The original idea of Athena SWAN was to get more women into  areas where there were far fewer women than men, such as engineering. Now we are seeing this schemes being extended into all areas of academia, starting with the humanities, which have long being dominated by women

What is the rationale for applying Athena SWAN to areas, such as the humanities, where there are more women than men? Is the aim to boost the numbers of men in the humanities, and will the same tactics be used as in the sciences e.g. withholding funding from departments that don't adopt equality schemes (Davies, 2011).

As usual, we are expected to accept without question anything that flies under the flag of 'equality'. Those who look more closely at what these schemes actually entail will realise that when it comes to gender, equality is usually very one-sided.
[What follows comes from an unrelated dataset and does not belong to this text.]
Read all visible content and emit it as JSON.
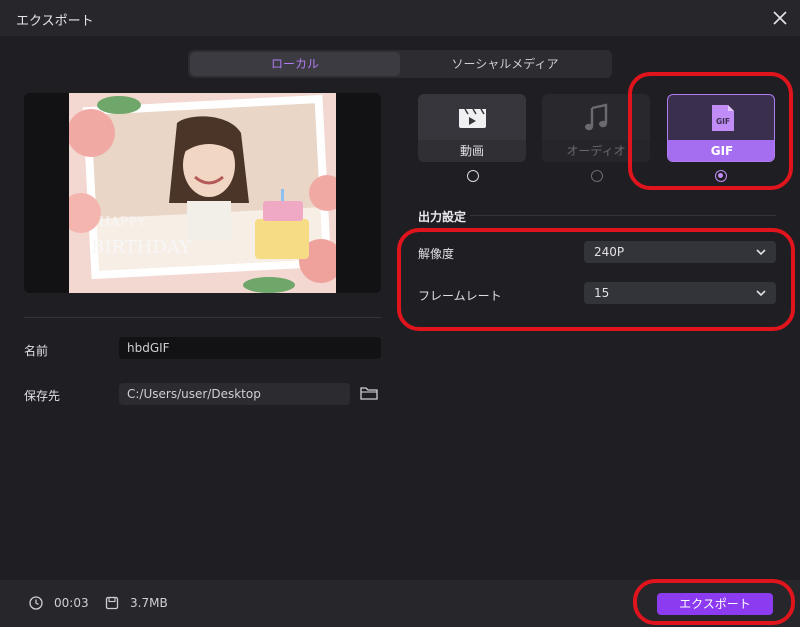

Davies (2011). Letter from Chief Medical Officer & Chief Scientific Advisor to the government, Professor Dame Sally C Davies, 29/07/2011 - See more at: